- Magnifying Head Strap
- Tweezers (bent tip is preferable).
- A toothpick and some beeswax - these can be used to pickup SMT devices and hold them steady while soldering.
- Diagonal side cutters.
- Small, rounded jaw needle-nose pliers.
- Set of jewelers' screwdrivers
- An Exacto knife.
- Fine-grit emery paper.
Project Completed Stage
Top of the Board
Bottom of the Board
Each stage will have a "Testing" Section, outlining one or more tests that, when successfully completed, provide you with the confidence and assurance that you are heading in the right direction towards a fully tested and built transceiver.
When you perform a test, you should always record the results of the test where indicated in the Testing section. This will make troubleshooting via the reflector much easier, since you will be communicating with the experts using a standard testing and measurement regime.
When comparing measurements to those published in these notes, the builder should be aware that actual and expected values could vary by as much as +/- 10%. The idea behind furnishing "expected/nominal" measurement values is to provide the builder with a good, "ballpark" number to determine whether or not the test has been successful. If the builder has concerns about his measurements, he should by all means pose those concerns as a query in the Softrock reflector so the experts can provide assistance.

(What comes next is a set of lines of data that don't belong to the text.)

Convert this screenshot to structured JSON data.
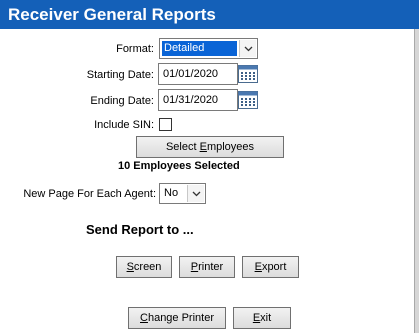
{
  "window": {
    "title": "Receiver General Reports"
  },
  "form": {
    "format": {
      "label": "Format:",
      "value": "Detailed"
    },
    "starting_date": {
      "label": "Starting Date:",
      "value": "01/01/2020"
    },
    "ending_date": {
      "label": "Ending Date:",
      "value": "01/31/2020"
    },
    "include_sin": {
      "label": "Include SIN:",
      "checked": false
    },
    "select_employees": {
      "label_pre": "Select ",
      "label_key": "E",
      "label_post": "mployees"
    },
    "employees_selected": "10 Employees Selected",
    "new_page": {
      "label": "New Page For Each Agent:",
      "value": "No"
    }
  },
  "send_report": {
    "heading": "Send Report to ...",
    "screen": {
      "key": "S",
      "rest": "creen"
    },
    "printer": {
      "key": "P",
      "rest": "rinter"
    },
    "export": {
      "key": "E",
      "rest": "xport"
    }
  },
  "footer": {
    "change_printer": {
      "key": "C",
      "rest": "hange Printer"
    },
    "exit": {
      "key": "E",
      "rest": "xit"
    }
  },
  "colors": {
    "title_bar": "#1460b8",
    "selection": "#0a64d6"
  },
  "icons": {
    "calendar": "calendar-icon",
    "dropdown": "chevron-down-icon"
  }
}
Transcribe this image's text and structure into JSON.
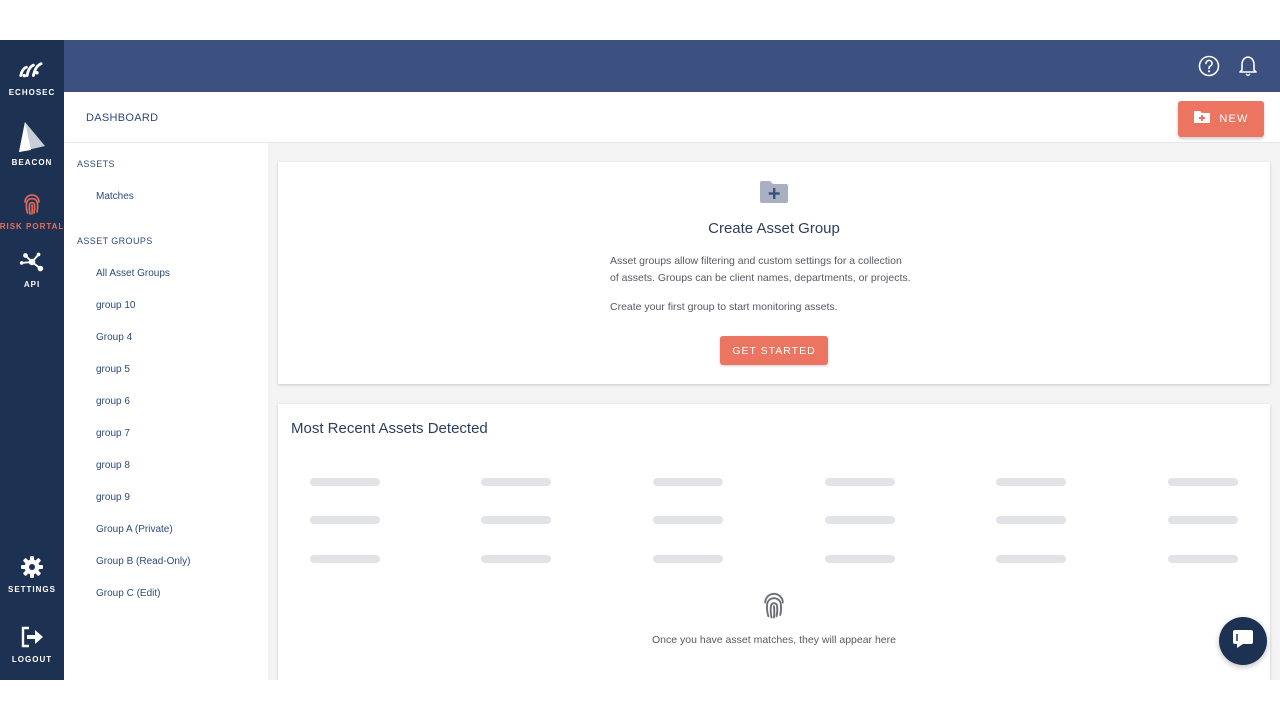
{
  "rail": {
    "brand_label": "ECHOSEC",
    "beacon_label": "BEACON",
    "risk_label": "RISK PORTAL",
    "api_label": "API",
    "settings_label": "SETTINGS",
    "logout_label": "LOGOUT",
    "active_color": "#ec6d5a"
  },
  "topbar": {
    "icons": [
      "help-icon",
      "bell-icon"
    ]
  },
  "header": {
    "breadcrumb": "DASHBOARD",
    "new_label": "NEW"
  },
  "sidebar": {
    "assets_title": "ASSETS",
    "matches": "Matches",
    "groups_title": "ASSET GROUPS",
    "groups": [
      "All Asset Groups",
      "group 10",
      "Group 4",
      "group 5",
      "group 6",
      "group 7",
      "group 8",
      "group 9",
      "Group A (Private)",
      "Group B (Read-Only)",
      "Group C (Edit)"
    ]
  },
  "create_card": {
    "title": "Create Asset Group",
    "desc_line1": "Asset groups allow filtering and custom settings for a collection",
    "desc_line2": "of assets. Groups can be client names, departments, or projects.",
    "desc_line3": "Create your first group to start monitoring assets.",
    "button": "GET STARTED"
  },
  "recent_card": {
    "title": "Most Recent Assets Detected",
    "empty_text": "Once you have asset matches, they will appear here"
  },
  "colors": {
    "accent": "#ec7562",
    "rail": "#1d3152",
    "topbar": "#3c5180",
    "text": "#2e4a7a"
  }
}
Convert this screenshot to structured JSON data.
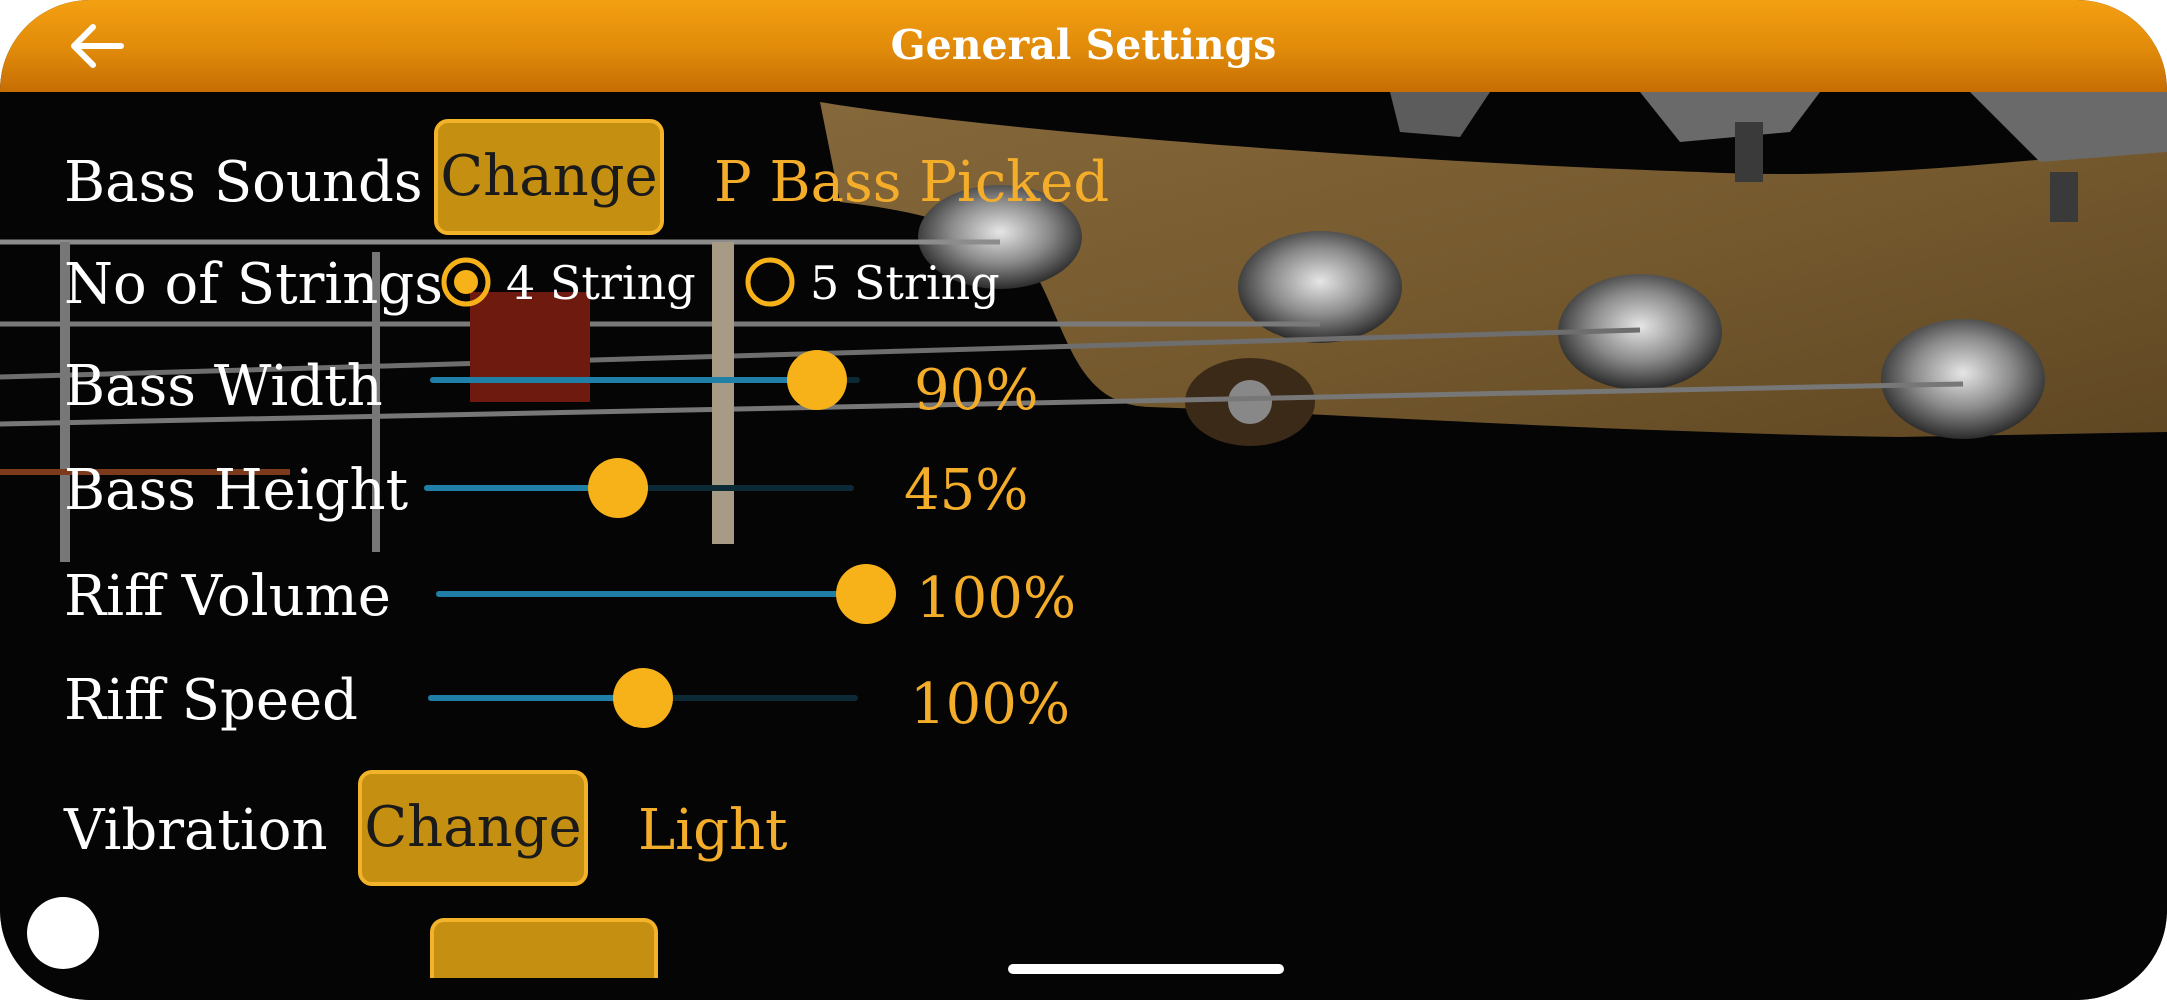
{
  "header": {
    "title": "General Settings"
  },
  "colors": {
    "accent": "#f4ad2a",
    "header_top": "#f4a012",
    "header_bottom": "#c66d04",
    "button_fill": "#c58f12",
    "slider_track": "#1f7fa6"
  },
  "settings": {
    "bass_sounds": {
      "label": "Bass Sounds",
      "button": "Change",
      "value": "P Bass Picked"
    },
    "strings": {
      "label": "No of Strings",
      "options": [
        {
          "label": "4 String",
          "selected": true
        },
        {
          "label": "5 String",
          "selected": false
        }
      ]
    },
    "bass_width": {
      "label": "Bass Width",
      "value": "90%",
      "level": 0.9
    },
    "bass_height": {
      "label": "Bass Height",
      "value": "45%",
      "level": 0.45
    },
    "riff_volume": {
      "label": "Riff Volume",
      "value": "100%",
      "level": 1.0
    },
    "riff_speed": {
      "label": "Riff Speed",
      "value": "100%",
      "level": 0.5
    },
    "vibration": {
      "label": "Vibration",
      "button": "Change",
      "value": "Light"
    }
  },
  "icons": {
    "back": "arrow-left-icon",
    "assistive": "assistive-touch-icon"
  }
}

This kit can be built and reliably tested using nothing more than a common multimeter. Tests assume that the builder has a decent digital multimeter of sufficiently high input impedance as to minimize circuit loading issues. Measurements will be taken of current draws, test point voltages, and resistances.
Most stages will have a current draw test, in which the builder tests the stage's current draw in two different ways:
- First, testing the draw through a current-limiting resistor
- Then, when that test is OK, removing the current-limiting resistor and measuring the real current draw.
You can always use Rocky to generate I and Q signals for tests requiring these audio signals (this is the author's preferred way)